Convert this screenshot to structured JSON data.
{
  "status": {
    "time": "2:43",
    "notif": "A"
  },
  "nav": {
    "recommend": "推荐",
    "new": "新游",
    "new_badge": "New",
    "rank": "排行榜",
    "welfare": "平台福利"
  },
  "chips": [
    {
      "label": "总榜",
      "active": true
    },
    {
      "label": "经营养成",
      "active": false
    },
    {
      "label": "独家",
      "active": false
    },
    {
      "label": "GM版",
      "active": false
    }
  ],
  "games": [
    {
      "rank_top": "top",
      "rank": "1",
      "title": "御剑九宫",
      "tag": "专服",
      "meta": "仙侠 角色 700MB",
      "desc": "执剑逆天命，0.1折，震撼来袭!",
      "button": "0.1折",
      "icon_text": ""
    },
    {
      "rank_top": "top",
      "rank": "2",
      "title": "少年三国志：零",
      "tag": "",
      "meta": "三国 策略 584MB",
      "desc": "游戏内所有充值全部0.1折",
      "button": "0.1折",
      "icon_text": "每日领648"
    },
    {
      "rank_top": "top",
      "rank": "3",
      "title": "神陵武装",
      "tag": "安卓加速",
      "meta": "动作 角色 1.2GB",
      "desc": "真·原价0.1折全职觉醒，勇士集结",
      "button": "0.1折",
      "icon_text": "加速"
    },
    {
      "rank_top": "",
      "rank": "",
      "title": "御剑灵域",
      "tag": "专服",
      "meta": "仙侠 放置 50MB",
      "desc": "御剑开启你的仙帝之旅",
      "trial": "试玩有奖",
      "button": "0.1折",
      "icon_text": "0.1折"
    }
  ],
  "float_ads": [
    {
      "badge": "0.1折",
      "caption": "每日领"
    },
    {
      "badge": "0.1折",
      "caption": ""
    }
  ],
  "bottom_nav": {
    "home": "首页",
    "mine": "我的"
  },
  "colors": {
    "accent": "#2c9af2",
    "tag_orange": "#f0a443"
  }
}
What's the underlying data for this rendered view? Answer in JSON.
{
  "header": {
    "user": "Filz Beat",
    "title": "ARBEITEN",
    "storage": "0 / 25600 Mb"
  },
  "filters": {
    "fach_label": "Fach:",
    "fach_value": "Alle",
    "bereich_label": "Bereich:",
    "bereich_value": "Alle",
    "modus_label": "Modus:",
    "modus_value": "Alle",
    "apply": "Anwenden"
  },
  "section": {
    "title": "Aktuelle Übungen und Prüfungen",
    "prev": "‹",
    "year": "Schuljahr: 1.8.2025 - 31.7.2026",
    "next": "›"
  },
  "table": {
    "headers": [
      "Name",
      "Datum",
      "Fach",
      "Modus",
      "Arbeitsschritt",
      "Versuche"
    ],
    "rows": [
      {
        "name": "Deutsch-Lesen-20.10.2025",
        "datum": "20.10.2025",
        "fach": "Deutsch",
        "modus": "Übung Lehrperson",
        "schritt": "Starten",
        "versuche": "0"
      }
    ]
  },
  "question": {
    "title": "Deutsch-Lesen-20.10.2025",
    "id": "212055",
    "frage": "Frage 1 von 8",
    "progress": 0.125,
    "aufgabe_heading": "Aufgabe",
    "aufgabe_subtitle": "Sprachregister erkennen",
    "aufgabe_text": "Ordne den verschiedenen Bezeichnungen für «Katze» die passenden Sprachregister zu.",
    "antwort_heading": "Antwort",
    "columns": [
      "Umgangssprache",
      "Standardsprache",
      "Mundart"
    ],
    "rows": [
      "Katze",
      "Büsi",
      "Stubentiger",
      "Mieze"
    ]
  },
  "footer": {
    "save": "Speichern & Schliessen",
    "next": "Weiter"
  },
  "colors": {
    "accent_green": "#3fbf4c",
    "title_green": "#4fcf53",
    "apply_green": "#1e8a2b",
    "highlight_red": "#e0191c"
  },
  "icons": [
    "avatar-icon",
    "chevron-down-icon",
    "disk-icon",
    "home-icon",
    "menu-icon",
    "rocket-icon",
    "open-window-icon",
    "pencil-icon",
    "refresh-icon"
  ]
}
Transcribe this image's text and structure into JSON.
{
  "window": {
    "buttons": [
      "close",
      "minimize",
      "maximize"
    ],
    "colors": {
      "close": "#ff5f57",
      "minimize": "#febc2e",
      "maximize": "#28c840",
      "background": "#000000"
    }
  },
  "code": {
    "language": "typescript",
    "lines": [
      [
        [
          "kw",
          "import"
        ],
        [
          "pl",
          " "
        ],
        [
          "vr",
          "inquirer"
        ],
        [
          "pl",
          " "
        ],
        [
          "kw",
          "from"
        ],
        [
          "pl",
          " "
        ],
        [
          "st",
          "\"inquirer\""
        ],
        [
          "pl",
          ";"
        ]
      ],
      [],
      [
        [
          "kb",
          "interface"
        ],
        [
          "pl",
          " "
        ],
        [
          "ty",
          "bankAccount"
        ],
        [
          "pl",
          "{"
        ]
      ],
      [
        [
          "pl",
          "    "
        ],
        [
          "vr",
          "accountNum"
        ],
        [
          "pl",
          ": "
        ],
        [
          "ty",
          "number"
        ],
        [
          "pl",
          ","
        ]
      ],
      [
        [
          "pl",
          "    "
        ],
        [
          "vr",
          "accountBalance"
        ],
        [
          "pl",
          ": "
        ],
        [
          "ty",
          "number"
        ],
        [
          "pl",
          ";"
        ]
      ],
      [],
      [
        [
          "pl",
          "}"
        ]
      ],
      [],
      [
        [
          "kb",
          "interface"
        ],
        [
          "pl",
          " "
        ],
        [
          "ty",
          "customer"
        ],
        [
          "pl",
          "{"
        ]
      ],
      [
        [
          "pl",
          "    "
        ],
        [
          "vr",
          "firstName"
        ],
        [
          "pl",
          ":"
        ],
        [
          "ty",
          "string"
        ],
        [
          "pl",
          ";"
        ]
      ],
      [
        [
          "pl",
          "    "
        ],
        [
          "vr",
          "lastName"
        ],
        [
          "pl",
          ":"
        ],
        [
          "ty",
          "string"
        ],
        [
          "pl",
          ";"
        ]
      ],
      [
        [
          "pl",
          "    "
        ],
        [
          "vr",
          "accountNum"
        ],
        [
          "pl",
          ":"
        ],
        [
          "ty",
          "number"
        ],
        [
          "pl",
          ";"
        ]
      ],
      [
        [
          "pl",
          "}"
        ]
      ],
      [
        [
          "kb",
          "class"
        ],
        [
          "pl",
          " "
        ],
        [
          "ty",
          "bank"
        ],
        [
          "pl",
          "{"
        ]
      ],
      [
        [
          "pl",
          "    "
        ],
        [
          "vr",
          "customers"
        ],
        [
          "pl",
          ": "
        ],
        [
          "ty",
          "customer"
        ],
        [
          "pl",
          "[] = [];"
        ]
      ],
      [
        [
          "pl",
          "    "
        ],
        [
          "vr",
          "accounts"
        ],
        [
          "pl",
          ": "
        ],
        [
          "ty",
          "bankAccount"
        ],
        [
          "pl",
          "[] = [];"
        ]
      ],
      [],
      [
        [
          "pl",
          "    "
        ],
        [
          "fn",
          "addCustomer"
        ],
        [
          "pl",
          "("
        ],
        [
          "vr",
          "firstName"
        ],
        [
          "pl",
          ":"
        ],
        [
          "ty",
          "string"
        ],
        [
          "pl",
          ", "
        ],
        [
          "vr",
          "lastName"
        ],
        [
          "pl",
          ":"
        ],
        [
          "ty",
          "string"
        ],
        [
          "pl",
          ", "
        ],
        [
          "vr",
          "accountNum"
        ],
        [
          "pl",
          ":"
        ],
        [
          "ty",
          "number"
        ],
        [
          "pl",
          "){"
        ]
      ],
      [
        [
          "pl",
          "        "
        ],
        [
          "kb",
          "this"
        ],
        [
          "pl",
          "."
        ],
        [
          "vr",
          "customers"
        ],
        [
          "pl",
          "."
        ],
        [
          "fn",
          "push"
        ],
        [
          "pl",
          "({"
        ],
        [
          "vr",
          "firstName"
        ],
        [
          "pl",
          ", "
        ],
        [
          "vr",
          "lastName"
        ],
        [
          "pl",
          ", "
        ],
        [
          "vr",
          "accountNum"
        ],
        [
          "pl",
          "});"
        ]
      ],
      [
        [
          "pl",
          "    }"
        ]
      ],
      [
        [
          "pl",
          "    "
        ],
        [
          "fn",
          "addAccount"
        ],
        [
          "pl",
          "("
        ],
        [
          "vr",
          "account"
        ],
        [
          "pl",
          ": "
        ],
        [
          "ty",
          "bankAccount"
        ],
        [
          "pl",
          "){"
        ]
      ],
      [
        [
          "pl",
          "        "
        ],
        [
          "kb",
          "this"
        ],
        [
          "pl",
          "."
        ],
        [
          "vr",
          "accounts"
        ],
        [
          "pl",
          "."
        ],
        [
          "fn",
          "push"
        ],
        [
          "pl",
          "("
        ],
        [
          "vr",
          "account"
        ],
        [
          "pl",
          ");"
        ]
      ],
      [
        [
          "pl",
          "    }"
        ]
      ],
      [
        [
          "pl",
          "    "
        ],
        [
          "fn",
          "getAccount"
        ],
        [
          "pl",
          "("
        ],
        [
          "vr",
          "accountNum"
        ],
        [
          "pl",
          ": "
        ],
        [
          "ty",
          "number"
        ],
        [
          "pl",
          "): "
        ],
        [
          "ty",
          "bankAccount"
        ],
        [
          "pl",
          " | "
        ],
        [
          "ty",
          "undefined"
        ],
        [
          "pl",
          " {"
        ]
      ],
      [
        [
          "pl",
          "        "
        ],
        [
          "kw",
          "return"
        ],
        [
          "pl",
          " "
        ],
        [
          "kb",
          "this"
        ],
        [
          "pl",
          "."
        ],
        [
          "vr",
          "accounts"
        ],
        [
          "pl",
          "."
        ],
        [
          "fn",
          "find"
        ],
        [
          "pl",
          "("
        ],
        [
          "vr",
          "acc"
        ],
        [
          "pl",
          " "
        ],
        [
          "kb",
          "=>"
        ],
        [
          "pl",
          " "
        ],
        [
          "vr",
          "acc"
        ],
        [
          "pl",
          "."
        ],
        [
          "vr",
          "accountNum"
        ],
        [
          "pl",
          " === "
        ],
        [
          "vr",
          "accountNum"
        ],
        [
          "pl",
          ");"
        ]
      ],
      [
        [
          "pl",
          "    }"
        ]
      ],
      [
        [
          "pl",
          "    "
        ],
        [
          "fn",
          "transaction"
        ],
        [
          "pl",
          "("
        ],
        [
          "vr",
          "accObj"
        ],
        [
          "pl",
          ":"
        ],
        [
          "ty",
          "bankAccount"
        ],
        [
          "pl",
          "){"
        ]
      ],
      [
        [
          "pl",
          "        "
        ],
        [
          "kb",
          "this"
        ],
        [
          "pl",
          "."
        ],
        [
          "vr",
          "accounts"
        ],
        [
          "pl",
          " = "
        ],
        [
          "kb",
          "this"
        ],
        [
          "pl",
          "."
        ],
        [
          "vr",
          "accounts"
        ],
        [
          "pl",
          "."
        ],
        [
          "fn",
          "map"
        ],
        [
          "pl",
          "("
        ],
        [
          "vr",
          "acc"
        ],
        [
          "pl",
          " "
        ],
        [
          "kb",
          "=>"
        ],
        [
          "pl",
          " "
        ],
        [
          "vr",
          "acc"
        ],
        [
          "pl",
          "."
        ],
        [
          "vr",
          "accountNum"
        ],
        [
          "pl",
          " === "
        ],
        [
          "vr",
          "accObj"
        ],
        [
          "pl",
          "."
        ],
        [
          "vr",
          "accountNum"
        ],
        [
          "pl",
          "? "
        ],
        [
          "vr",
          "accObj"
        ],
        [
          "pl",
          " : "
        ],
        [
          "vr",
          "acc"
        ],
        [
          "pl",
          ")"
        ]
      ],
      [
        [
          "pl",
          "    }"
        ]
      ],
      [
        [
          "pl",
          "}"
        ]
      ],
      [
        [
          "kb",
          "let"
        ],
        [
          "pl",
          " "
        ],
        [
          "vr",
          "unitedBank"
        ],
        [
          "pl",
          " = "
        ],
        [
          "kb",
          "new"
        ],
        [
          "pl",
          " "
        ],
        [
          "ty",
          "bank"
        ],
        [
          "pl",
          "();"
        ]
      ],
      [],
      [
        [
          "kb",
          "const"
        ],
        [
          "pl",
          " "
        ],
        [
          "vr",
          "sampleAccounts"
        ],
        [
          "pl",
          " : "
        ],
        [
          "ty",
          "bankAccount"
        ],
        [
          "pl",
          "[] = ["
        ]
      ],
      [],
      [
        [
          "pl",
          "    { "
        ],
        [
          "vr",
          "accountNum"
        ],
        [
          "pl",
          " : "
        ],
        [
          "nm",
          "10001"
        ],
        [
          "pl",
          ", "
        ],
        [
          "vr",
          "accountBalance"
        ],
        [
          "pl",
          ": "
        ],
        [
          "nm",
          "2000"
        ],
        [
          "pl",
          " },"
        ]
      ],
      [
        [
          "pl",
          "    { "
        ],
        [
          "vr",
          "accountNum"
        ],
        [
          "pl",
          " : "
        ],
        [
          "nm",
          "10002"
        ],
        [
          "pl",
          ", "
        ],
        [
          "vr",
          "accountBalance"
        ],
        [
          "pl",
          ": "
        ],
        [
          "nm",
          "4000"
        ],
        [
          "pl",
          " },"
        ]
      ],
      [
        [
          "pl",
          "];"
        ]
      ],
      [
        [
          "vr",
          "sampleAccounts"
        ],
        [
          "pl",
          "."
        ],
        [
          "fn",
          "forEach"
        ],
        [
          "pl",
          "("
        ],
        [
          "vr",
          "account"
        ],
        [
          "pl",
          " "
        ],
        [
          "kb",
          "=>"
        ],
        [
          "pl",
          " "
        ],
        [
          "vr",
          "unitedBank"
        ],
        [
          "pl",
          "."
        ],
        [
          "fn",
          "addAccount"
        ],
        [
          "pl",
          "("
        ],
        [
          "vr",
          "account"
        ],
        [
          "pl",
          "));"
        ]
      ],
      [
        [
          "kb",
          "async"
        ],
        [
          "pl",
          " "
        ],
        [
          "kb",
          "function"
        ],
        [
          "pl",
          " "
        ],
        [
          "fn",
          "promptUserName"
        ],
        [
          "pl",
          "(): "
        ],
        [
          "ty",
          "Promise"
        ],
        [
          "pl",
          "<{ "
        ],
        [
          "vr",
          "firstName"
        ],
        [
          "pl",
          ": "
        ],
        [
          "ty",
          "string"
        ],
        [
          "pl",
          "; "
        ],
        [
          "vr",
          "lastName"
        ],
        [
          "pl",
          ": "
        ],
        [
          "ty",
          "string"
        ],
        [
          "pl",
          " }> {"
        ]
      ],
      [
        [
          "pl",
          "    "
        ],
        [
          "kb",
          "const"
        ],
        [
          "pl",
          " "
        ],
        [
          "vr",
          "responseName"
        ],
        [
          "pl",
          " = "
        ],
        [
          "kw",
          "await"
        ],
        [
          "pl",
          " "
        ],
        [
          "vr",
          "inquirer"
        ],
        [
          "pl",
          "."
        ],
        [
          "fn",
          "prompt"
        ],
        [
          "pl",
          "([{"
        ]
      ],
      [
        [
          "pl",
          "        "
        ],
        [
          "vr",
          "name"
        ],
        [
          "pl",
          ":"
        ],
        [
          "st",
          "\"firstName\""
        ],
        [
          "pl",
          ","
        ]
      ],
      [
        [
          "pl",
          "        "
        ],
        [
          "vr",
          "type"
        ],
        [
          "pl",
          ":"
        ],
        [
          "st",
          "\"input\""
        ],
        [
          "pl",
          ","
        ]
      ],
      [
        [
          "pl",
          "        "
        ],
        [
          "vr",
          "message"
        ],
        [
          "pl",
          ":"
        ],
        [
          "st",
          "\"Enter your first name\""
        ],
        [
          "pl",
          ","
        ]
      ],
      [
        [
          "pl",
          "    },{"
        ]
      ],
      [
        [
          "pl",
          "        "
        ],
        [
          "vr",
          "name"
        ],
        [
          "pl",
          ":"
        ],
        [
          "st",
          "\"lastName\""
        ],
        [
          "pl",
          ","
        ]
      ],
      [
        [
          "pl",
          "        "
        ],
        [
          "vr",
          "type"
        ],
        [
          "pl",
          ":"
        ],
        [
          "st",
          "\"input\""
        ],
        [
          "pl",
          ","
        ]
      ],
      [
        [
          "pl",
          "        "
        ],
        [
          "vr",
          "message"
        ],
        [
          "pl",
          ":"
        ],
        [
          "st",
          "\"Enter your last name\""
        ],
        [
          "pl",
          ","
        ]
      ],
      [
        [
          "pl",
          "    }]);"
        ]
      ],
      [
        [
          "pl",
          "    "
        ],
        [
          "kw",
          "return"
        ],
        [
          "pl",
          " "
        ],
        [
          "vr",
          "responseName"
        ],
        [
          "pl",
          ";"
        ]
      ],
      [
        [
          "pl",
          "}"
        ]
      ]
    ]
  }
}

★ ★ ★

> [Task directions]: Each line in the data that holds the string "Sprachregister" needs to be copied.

> [Answer for this exercise]:
    "aufgabe_subtitle": "Sprachregister erkennen",
    "aufgabe_text": "Ordne den verschiedenen Bezeichnungen für «Katze» die passenden Sprachregister zu.",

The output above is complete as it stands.